“Let’s Kill Hitler,” however… wow.  Where to begin?  Capturing much of the frenetic energy from “A Good Man Goes to War,” the episode starts off breathlessly and doesn’t let up, firing a dizzying barrage of revelations at the viewer.  We learn, finally, Everything about River Song.  After the years of teasing and the season of setup, Now We Know.

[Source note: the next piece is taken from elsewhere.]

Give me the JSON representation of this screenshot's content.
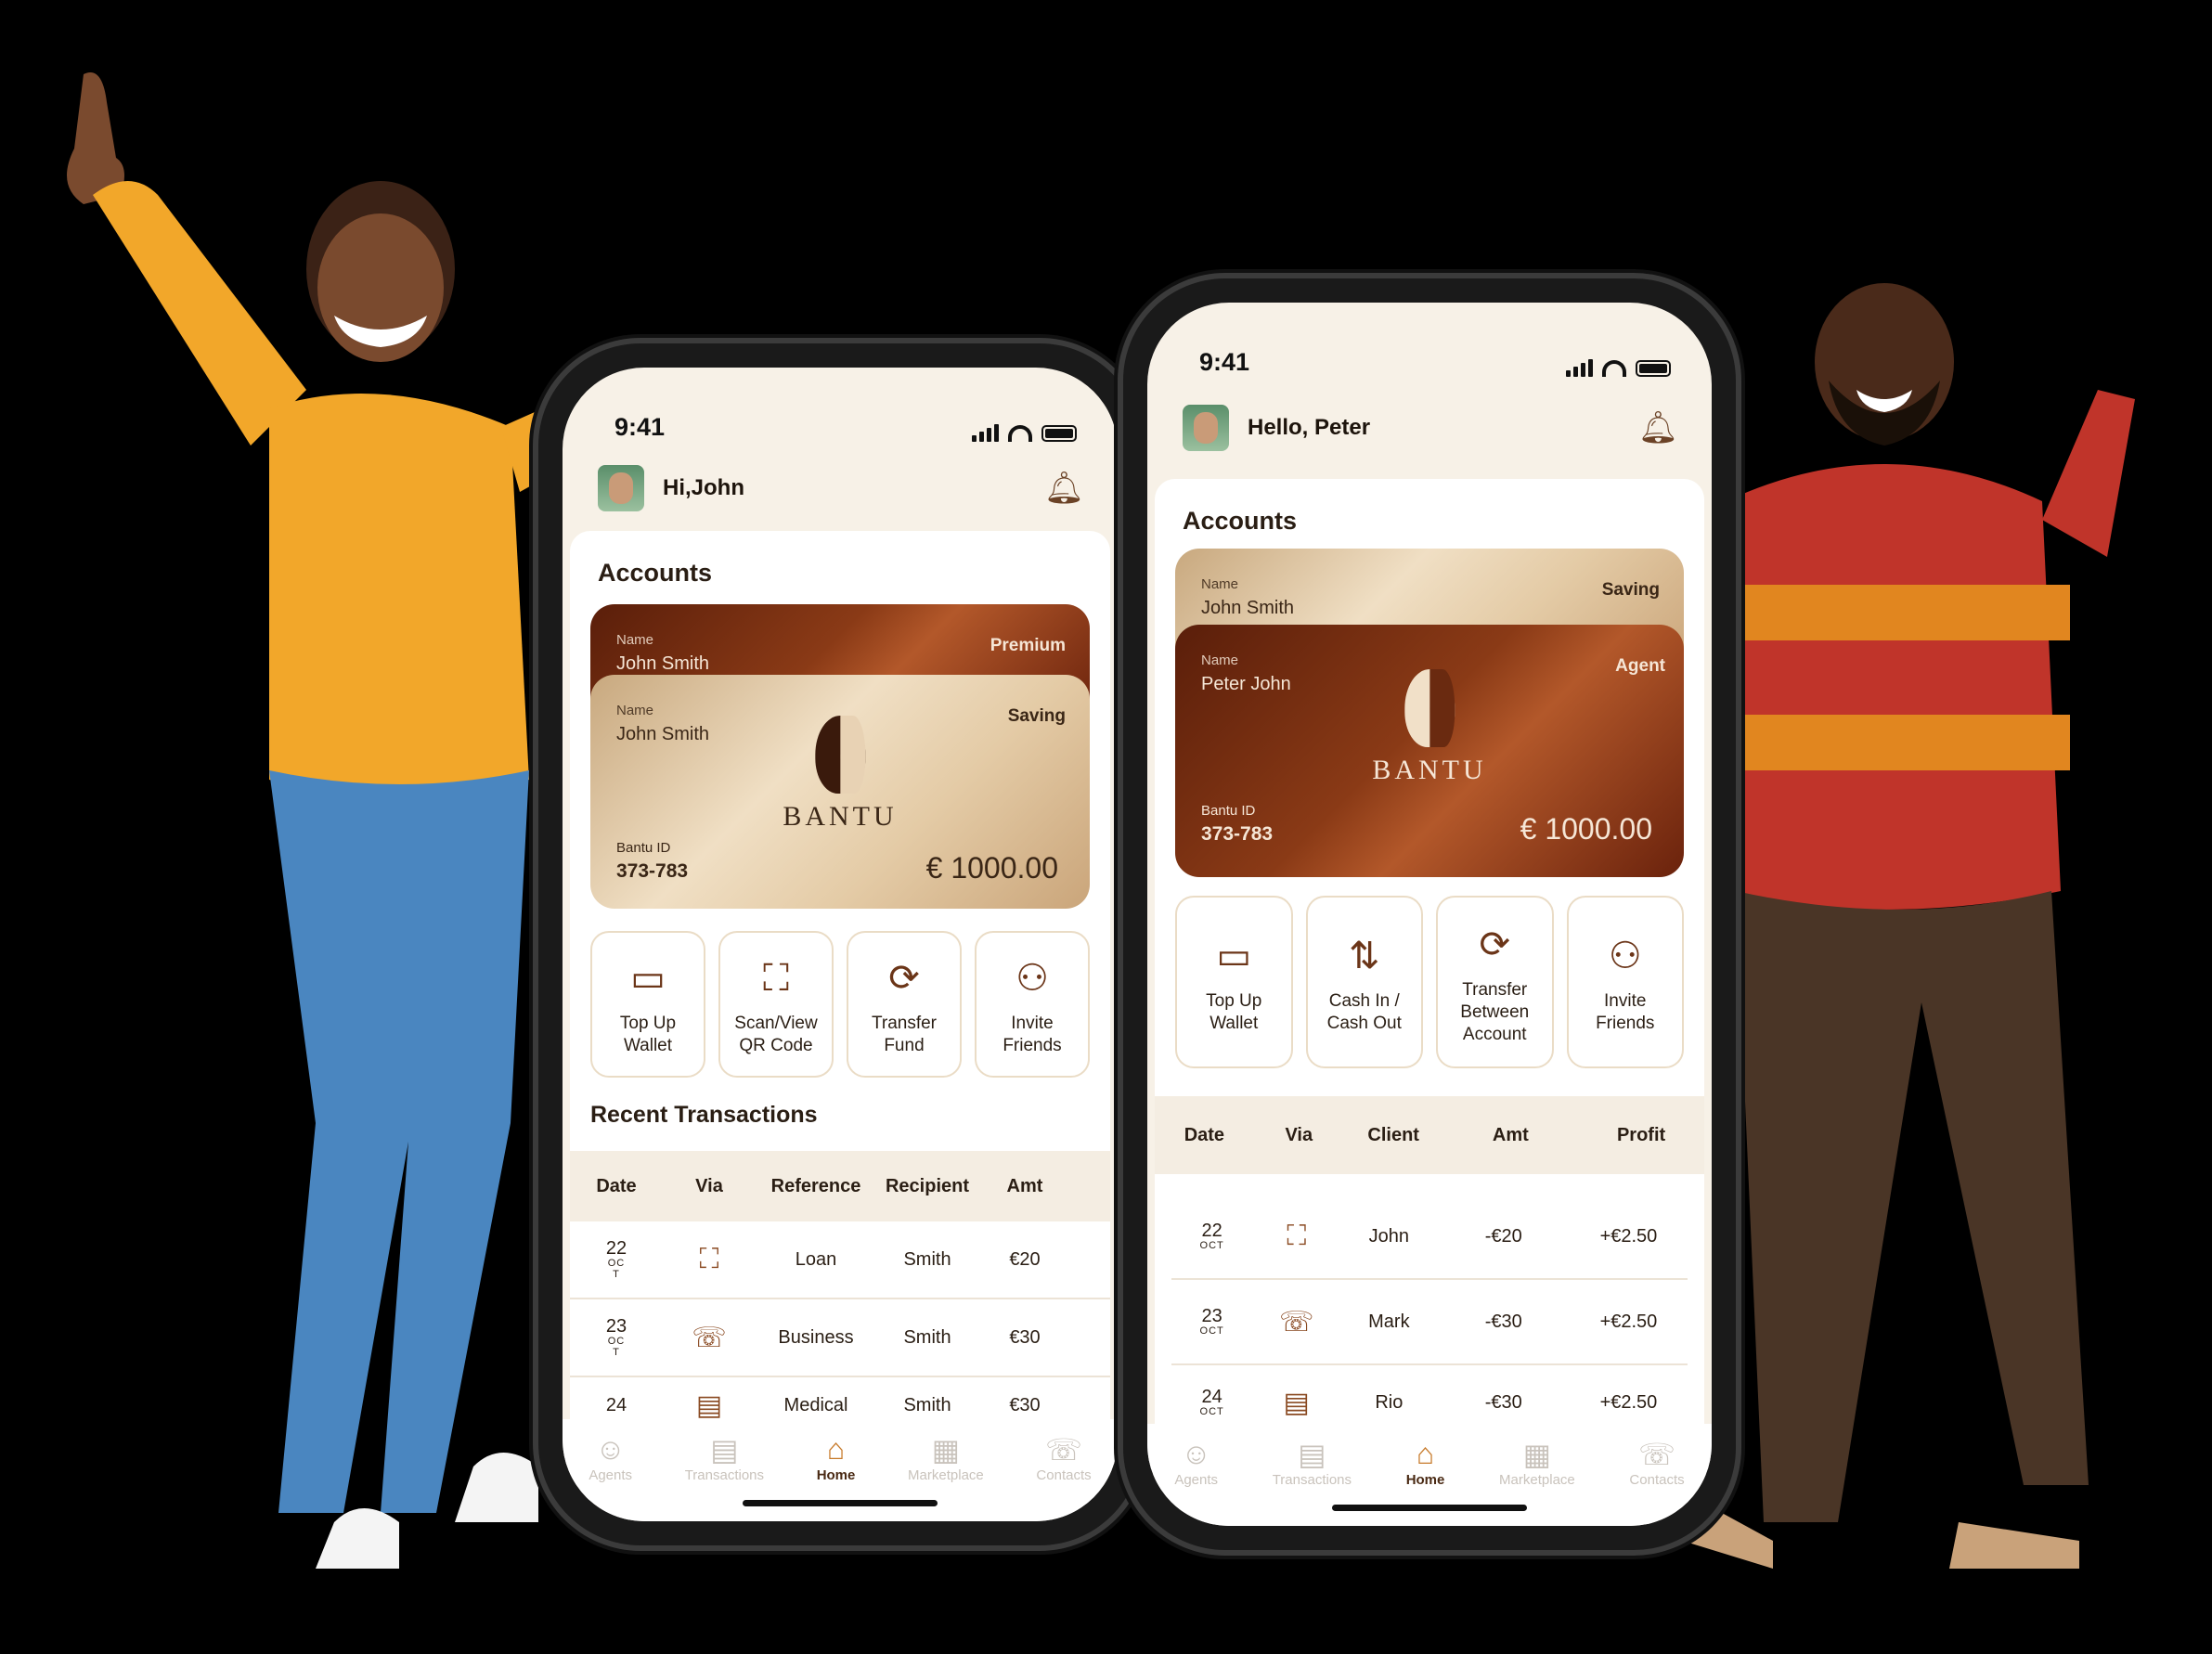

But do we care?  That’s another question altogether.  I don’t feel satisfied by this episode, the way I did after “A Good Man.”      There’s something faintly baffling about the resolution of all the mysteries surrounding River’s past, and something definitely missing from Amy and Rory’s emotional arc.  They’ve lost their child!  I don’t care if they hardly had time to get used to the idea of being parents–let alone River Song’s parents–they’ve still had part of their hearts ripped out, and we should see that.  Everyone in this cast is capable of the emotions the events of “Good Man” should naturally have engendered, and as a viewer, I feel cheated that we didn’t get to see any of that.  There were no consequences to anything we saw last spring, and that depresses me.

To be sure, as a vehicle for Kingston, it was a success–her performance is stellar and delightful, and she proves she’s absolutely up for whatever Moffat throws at her.  But, again, I’m left unsettled by the development of a character we’ve come to love.  Yes, we’ve been prepared to see her criminal past since her second appearance (“Time of Angels”/”Flesh and Stone”), but this still didn’t feel like the River we know.  And as a viewer now invested in the drama of young Melody/River’s mysterious upbringing in the Gamma Forest, seeing her instead as a childhood mate of Amy and Rory was a weird letdown.  It was over too soon.  All that marvelous setup and worldbuilding was so full of fantastic potential, and it all just fell flat.  Even the title felt like a cheat–the blithe declaration, “Let’s Kill Hitler!” becomes nothing more than a comedic red herring to a rush job to finish off the River Song storyline.

It’s too bad, really.  It wasn’t necessary to give this sort of ammunition to the Smith/Moffat naysayers.  The show has proven it can do so much more–deeper, farther-reaching storylines that play all the right emotional notes while constantly surprising and delighting the viewers.  To seemingly wash their hands of such a promising storyline–one we’ve been primed to anticipate for three and a half years–makes me wonder if the show’s creators are getting bored with their own creations.  And that bodes ill for all of us.